Here, we have added a new keyword and given it a negative weight of 0.49
Clicking the “Add Concept” Button lets us change the Base Model, or stack additional visual concepts, like characters, effects, poses, and more.
I’m creating a strange fantasy animal, so I went into the creatures category and picked one. See “Best Practices and Troubleshooting” below to learn how to make the most of this feature.
If you make a mistake, can hit your History button and edit again.
At the bottom, you’ll also find a Brew button, which takes you back to the easy non-weights mode, as well as pulldowns for guidance (CFG), Aspect Ratio, and Steps vs. Number of Images. Each value takes the same time to render.
Putting it together

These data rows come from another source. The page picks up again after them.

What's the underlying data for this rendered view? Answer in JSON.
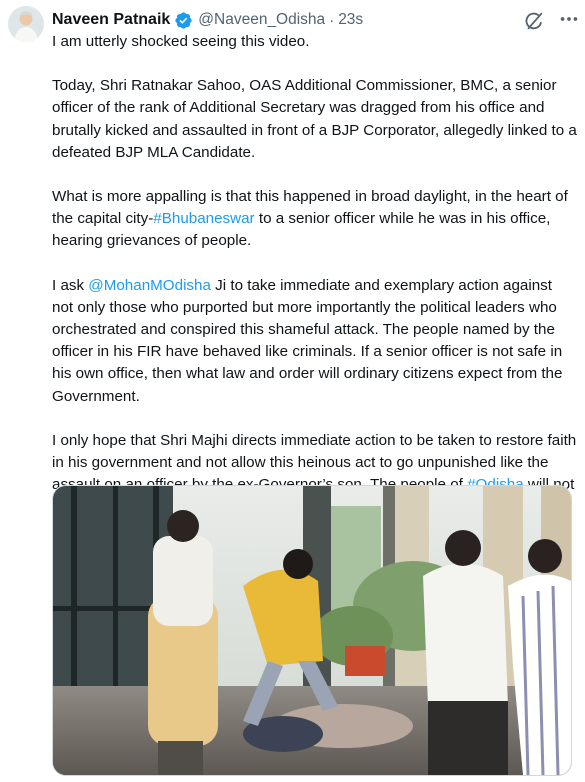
{
  "author": {
    "name": "Naveen Patnaik",
    "handle": "@Naveen_Odisha",
    "separator": "·",
    "time": "23s"
  },
  "tweet": {
    "p1": "I am utterly shocked seeing this video.",
    "p2": "Today, Shri Ratnakar Sahoo, OAS Additional Commissioner, BMC, a senior officer of the rank of Additional Secretary was dragged from his office and brutally kicked and assaulted in front of a BJP Corporator, allegedly linked to a defeated BJP MLA Candidate.",
    "p3_a": "What is more appalling is that this happened in broad daylight, in the heart of the capital city-",
    "p3_link": "#Bhubaneswar",
    "p3_b": " to a senior officer while he was in his office, hearing grievances of people.",
    "p4_a": "I ask ",
    "p4_link": "@MohanMOdisha",
    "p4_b": " Ji to take immediate and exemplary action against not only those who purported but more importantly the political leaders who orchestrated and conspired this shameful attack. The people named by the officer in his FIR have behaved like criminals. If a senior officer is not safe in his own office, then what law and order will ordinary citizens expect from the Government.",
    "p5_a": "I only hope that Shri Majhi directs immediate action to be taken to restore faith in his government and not allow this heinous act to go unpunished like the assault on an officer by the ex-Governor’s son. The people of ",
    "p5_link": "#Odisha",
    "p5_b": " will not forgive this."
  },
  "icons": {
    "verified": "verified-badge-icon",
    "grok": "grok-icon",
    "more": "more-options-icon"
  },
  "colors": {
    "link": "#1d9bf0",
    "verified": "#1d9bf0",
    "secondary_text": "#536471"
  }
}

We have also added a Lora with a weight of 1.0. That should probably be adjusted to 0.7 to be safe, tsk tsk. So the visual concept “chinese dragon” will become the subject of the image, with the prompt template “Uncased Fantasy” which probably adds tokens like “masterpiece” and “high quality” while also adding common negative prompts like “not mutated”, etc.
And here’s my 70% dragon dog-cat. Mostly dragon cat, to be fair. I guess the stronger associations with cats and dragons in Asian art beat out my more beefily weighted dog, so I can go back and reduce cat further, or add more words about what a dog looks like to change my outcome.
When you end up with images that aren’t quite right, you can click My Archive to backtrack on your prompt history, and clear out the ones you don’t want.
When working in Telegram, you can also do the /delete command to wipe an image out from your history and archive by replying to the picture.
Best Practices & Troubleshooting
Most problems arise when weights are too high, or when concepts conflict. If you have everything set between 0.5 to 0.7 you can avoid most problems.
Some models are very sensitive. Try as low as 0.1 if they are glitching. We’ve written a separate section on fixing common LoRA problems with examples.
How many visual concepts is too much?
You can safely add 2-3 LoRAs with low weights to an image, though think carefully how they overlap. If the image doesn’t come back, the server ran out of memory and the image could not be completed. Try a lower image count.
Choose Draft in the Quality settings, to test your idea. No sense in waiting longer if there are conflicting concepts, its better to build your idea slowly and iterate on your idea.
Blue Artifacts are common
When working with LoRAs and Weights, you will inevitably run into conflicts. For example, adding a LoRA of a Zombie and also adding a LoRA of a Knight’s Helmet means both will fight to influence the face, and blue artifacts will occur. If this happens, lower your weights, or choose a different visual concept. Keep things simple and build slowly.
The image comes back as a colorful square, no subject
There are some (very few) models that aren’t compatible with our system, but generally speaking when LoRAs have low weights, this shouldn’t happen. If you’re getting a red square, lower your weights. If you’re still getting something that looks like green mountains or noise, please let us know.
Different results from something you saw on the Internet
We’re right there with you. Not everyone publishes their best kept secrets, including fixing their images for 3 hours using inpaint and Lightroom. The competition within the Stable Diffusion community to create the very best images is fierce. There’s a little cheating. Don’t get caught up in it.
In the case of the popular Civitai website, see what other users in the comments are saying and make sure you’re using all the same concepts. If we are missing a model that you need, just let us know and we’ll add it.
Very different results from your local PC
In this case, we really want to know — please contact us. It might be due to different versions of AI models, in which case we can update them right away.
Our system is also calibrated a bit differently due to hardware, drivers, and other web components, but the general image quality should be comparable.
If you think you’ve encountered a bug, please do let us know.